• _REQUIREMENT_
Please retype the entries exactly as they stand, leaving out any pictures.

• _RECORDED INFORMATION_
--------------------------------------------------
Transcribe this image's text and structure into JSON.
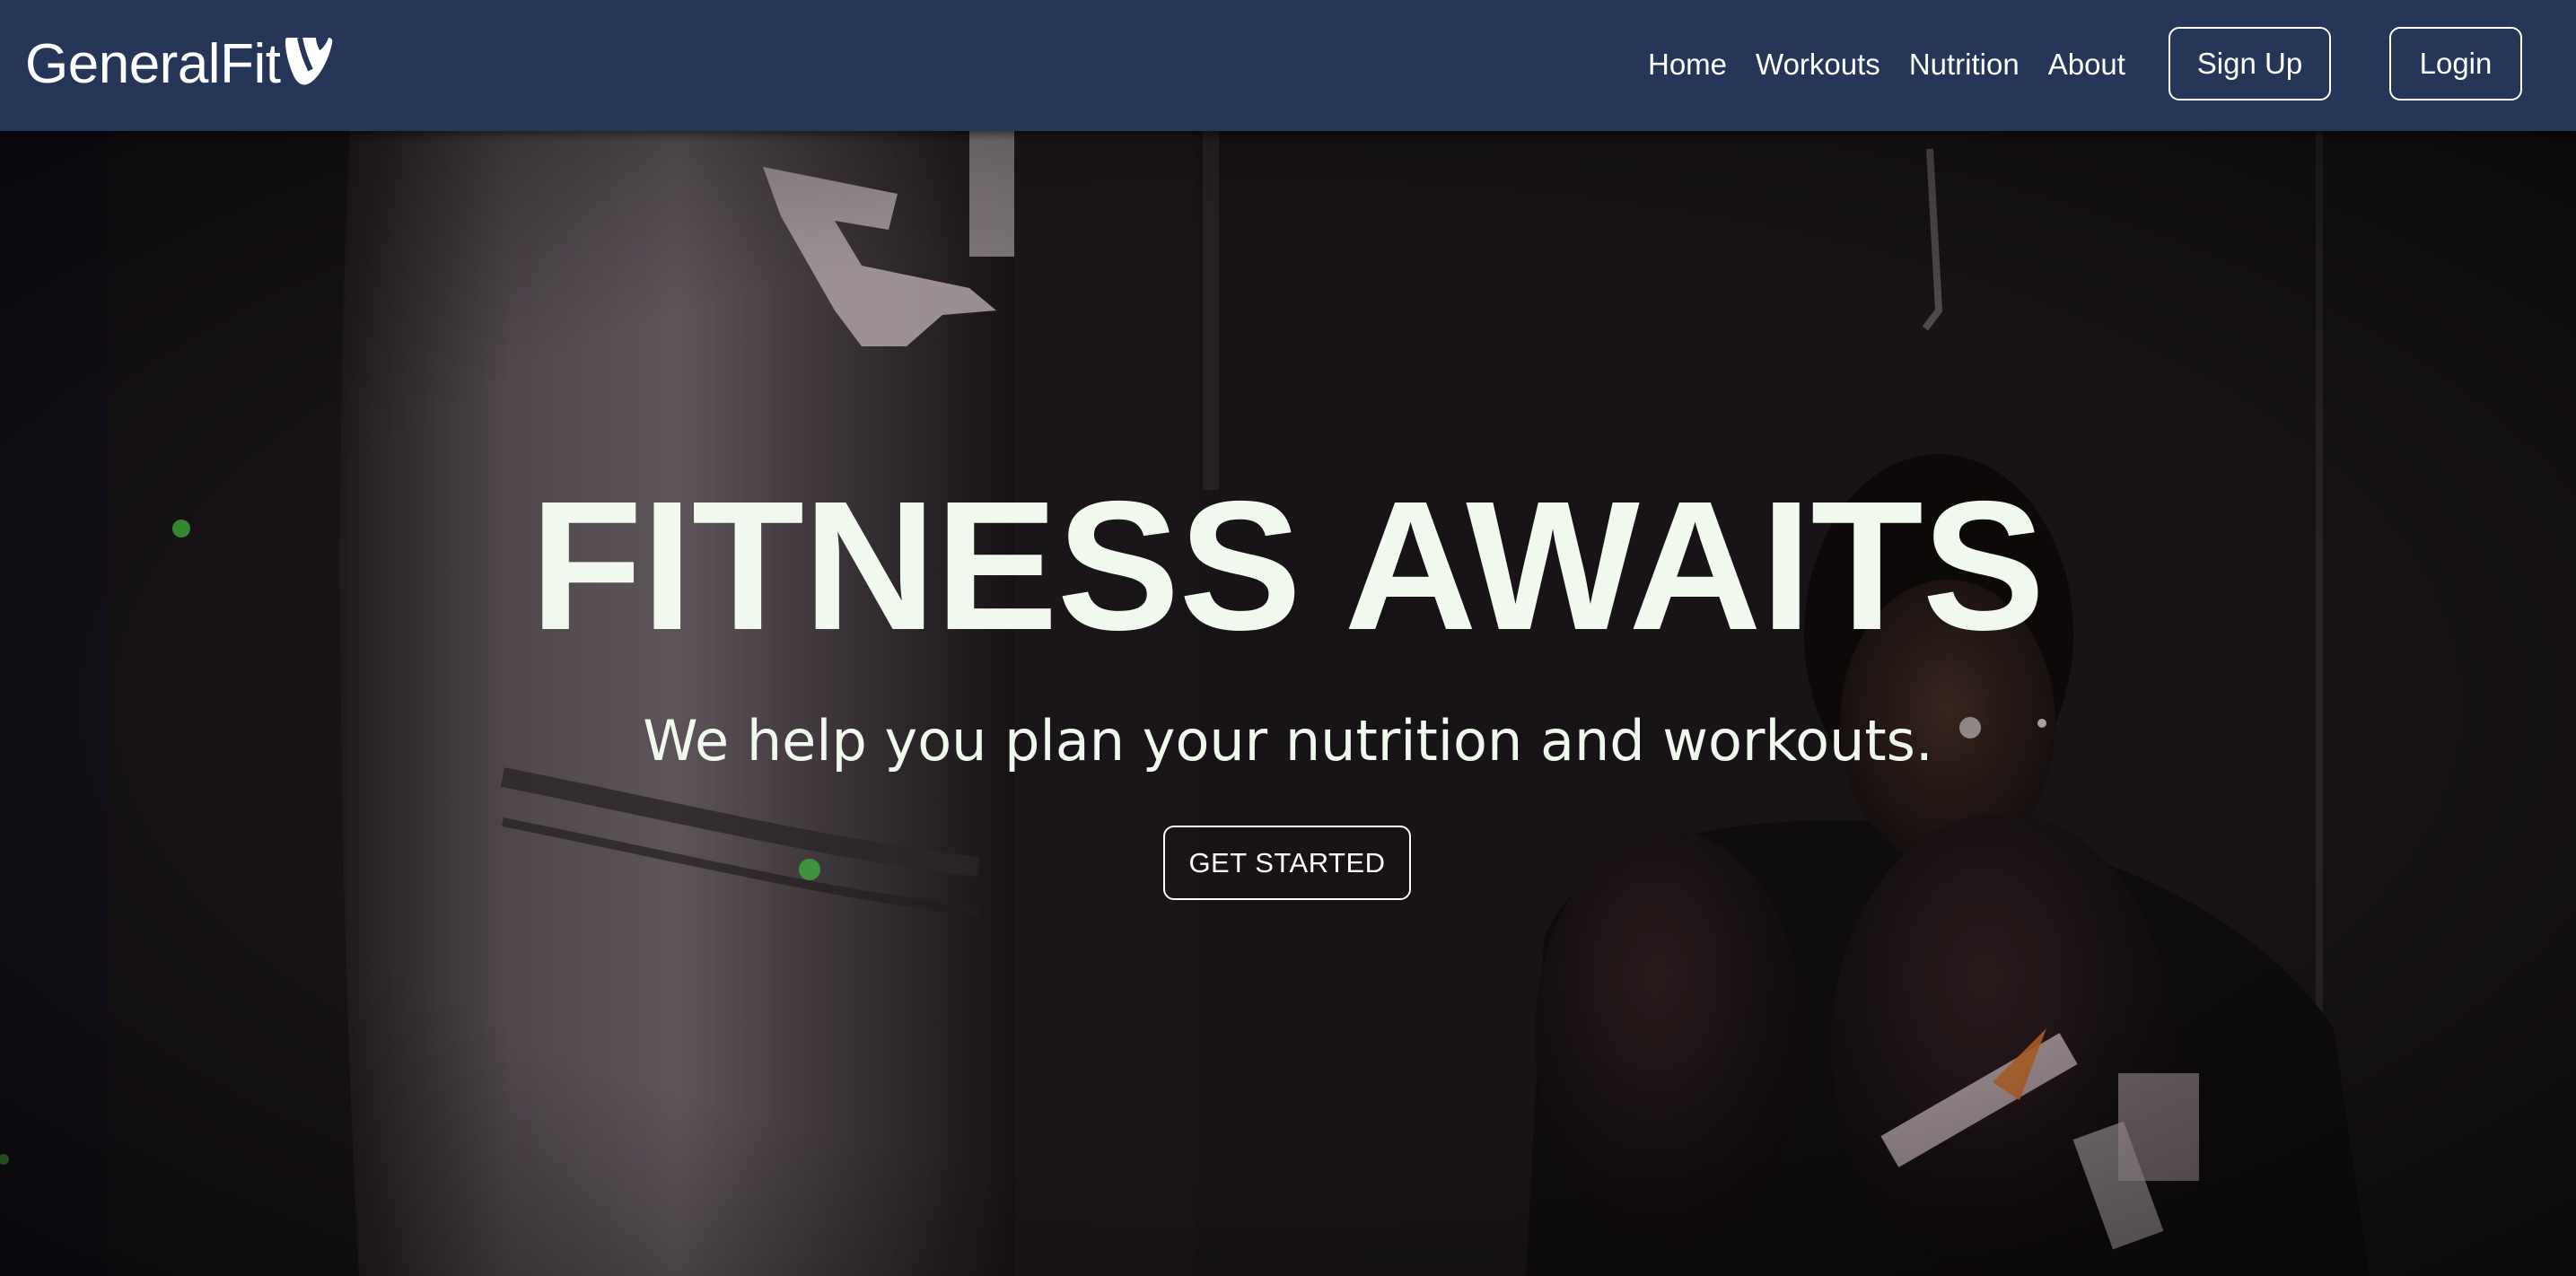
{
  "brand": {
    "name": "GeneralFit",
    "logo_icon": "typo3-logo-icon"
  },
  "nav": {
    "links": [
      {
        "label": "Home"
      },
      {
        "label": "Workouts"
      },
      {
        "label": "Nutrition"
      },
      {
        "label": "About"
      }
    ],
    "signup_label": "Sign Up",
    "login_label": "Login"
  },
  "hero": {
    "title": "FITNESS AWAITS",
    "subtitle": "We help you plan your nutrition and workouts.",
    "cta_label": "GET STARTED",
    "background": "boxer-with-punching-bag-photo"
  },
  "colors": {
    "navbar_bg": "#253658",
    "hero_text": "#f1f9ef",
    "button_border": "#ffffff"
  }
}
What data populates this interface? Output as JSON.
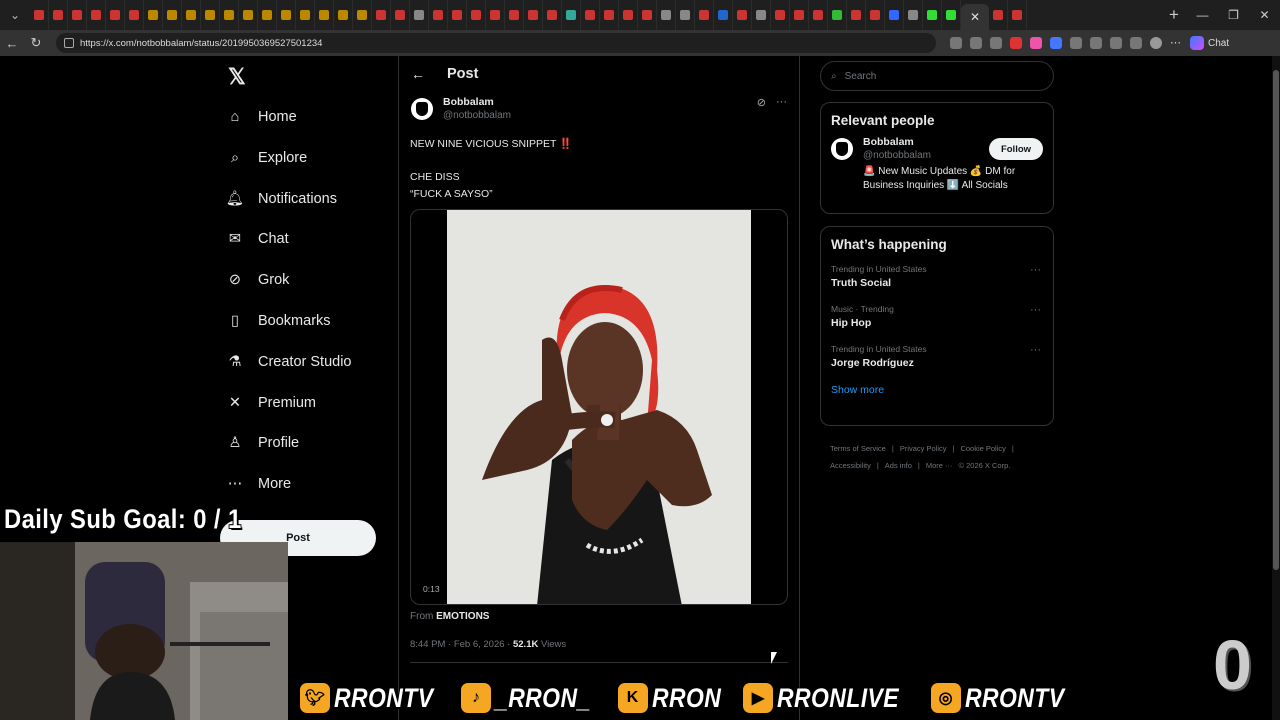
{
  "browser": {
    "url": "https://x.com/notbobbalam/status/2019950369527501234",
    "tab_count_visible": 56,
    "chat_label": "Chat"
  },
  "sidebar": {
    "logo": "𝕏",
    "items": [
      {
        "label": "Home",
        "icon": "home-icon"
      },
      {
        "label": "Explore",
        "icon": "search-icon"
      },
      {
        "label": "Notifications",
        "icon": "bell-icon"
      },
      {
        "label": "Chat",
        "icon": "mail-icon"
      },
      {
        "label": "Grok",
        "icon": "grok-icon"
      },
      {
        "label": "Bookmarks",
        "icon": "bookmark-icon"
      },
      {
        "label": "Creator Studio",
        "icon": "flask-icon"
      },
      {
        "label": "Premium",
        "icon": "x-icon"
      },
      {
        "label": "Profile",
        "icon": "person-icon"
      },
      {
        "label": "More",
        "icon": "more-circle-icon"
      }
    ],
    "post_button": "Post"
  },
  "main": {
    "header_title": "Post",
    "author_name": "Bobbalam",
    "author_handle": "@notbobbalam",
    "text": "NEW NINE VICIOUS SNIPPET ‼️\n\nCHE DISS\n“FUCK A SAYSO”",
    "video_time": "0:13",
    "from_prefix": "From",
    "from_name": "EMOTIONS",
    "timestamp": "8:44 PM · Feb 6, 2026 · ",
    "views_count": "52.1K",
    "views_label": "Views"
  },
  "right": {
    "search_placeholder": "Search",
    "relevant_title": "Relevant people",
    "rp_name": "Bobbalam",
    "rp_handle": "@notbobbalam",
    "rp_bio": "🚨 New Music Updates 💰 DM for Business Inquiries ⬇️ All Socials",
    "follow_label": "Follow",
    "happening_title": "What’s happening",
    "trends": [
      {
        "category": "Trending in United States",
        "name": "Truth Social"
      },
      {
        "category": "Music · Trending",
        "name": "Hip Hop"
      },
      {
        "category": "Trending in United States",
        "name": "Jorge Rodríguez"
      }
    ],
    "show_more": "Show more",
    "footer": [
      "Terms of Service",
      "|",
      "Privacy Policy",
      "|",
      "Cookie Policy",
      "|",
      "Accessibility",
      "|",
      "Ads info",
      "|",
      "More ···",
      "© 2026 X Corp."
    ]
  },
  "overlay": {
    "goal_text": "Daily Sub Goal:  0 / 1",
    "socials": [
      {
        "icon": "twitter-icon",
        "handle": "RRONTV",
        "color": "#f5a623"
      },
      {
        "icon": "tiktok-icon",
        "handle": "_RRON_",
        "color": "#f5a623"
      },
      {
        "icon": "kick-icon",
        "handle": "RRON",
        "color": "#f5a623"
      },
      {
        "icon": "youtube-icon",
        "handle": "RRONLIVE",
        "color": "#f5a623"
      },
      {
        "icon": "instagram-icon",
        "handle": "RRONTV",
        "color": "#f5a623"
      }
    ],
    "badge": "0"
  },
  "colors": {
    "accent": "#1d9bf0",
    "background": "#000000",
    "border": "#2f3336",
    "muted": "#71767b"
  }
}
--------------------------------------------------
• _SOLUTION TO THIS EXERCISE_
Transcribe this image's text and structure into JSON.
{
  "brand": {
    "name": "GeneralFit",
    "logo_icon": "typo3-logo-icon"
  },
  "nav": {
    "links": [
      {
        "label": "Home"
      },
      {
        "label": "Workouts"
      },
      {
        "label": "Nutrition"
      },
      {
        "label": "About"
      }
    ],
    "signup_label": "Sign Up",
    "login_label": "Login"
  },
  "hero": {
    "title": "FITNESS AWAITS",
    "subtitle": "We help you plan your nutrition and workouts.",
    "cta_label": "GET STARTED",
    "background": "boxer-with-punching-bag-photo"
  },
  "colors": {
    "navbar_bg": "#253658",
    "hero_text": "#f1f9ef",
    "button_border": "#ffffff"
  }
}
What data populates this interface? Output as JSON.
{
  "browser": {
    "url": "https://x.com/notbobbalam/status/2019950369527501234",
    "tab_count_visible": 56,
    "chat_label": "Chat"
  },
  "sidebar": {
    "logo": "𝕏",
    "items": [
      {
        "label": "Home",
        "icon": "home-icon"
      },
      {
        "label": "Explore",
        "icon": "search-icon"
      },
      {
        "label": "Notifications",
        "icon": "bell-icon"
      },
      {
        "label": "Chat",
        "icon": "mail-icon"
      },
      {
        "label": "Grok",
        "icon": "grok-icon"
      },
      {
        "label": "Bookmarks",
        "icon": "bookmark-icon"
      },
      {
        "label": "Creator Studio",
        "icon": "flask-icon"
      },
      {
        "label": "Premium",
        "icon": "x-icon"
      },
      {
        "label": "Profile",
        "icon": "person-icon"
      },
      {
        "label": "More",
        "icon": "more-circle-icon"
      }
    ],
    "post_button": "Post"
  },
  "main": {
    "header_title": "Post",
    "author_name": "Bobbalam",
    "author_handle": "@notbobbalam",
    "text": "NEW NINE VICIOUS SNIPPET ‼️\n\nCHE DISS\n“FUCK A SAYSO”",
    "video_time": "0:13",
    "from_prefix": "From",
    "from_name": "EMOTIONS",
    "timestamp": "8:44 PM · Feb 6, 2026 · ",
    "views_count": "52.1K",
    "views_label": "Views"
  },
  "right": {
    "search_placeholder": "Search",
    "relevant_title": "Relevant people",
    "rp_name": "Bobbalam",
    "rp_handle": "@notbobbalam",
    "rp_bio": "🚨 New Music Updates 💰 DM for Business Inquiries ⬇️ All Socials",
    "follow_label": "Follow",
    "happening_title": "What’s happening",
    "trends": [
      {
        "category": "Trending in United States",
        "name": "Truth Social"
      },
      {
        "category": "Music · Trending",
        "name": "Hip Hop"
      },
      {
        "category": "Trending in United States",
        "name": "Jorge Rodríguez"
      }
    ],
    "show_more": "Show more",
    "footer": [
      "Terms of Service",
      "|",
      "Privacy Policy",
      "|",
      "Cookie Policy",
      "|",
      "Accessibility",
      "|",
      "Ads info",
      "|",
      "More ···",
      "© 2026 X Corp."
    ]
  },
  "overlay": {
    "goal_text": "Daily Sub Goal:  0 / 1",
    "socials": [
      {
        "icon": "twitter-icon",
        "handle": "RRONTV",
        "color": "#f5a623"
      },
      {
        "icon": "tiktok-icon",
        "handle": "_RRON_",
        "color": "#f5a623"
      },
      {
        "icon": "kick-icon",
        "handle": "RRON",
        "color": "#f5a623"
      },
      {
        "icon": "youtube-icon",
        "handle": "RRONLIVE",
        "color": "#f5a623"
      },
      {
        "icon": "instagram-icon",
        "handle": "RRONTV",
        "color": "#f5a623"
      }
    ],
    "badge": "0"
  },
  "colors": {
    "accent": "#1d9bf0",
    "background": "#000000",
    "border": "#2f3336",
    "muted": "#71767b"
  }
}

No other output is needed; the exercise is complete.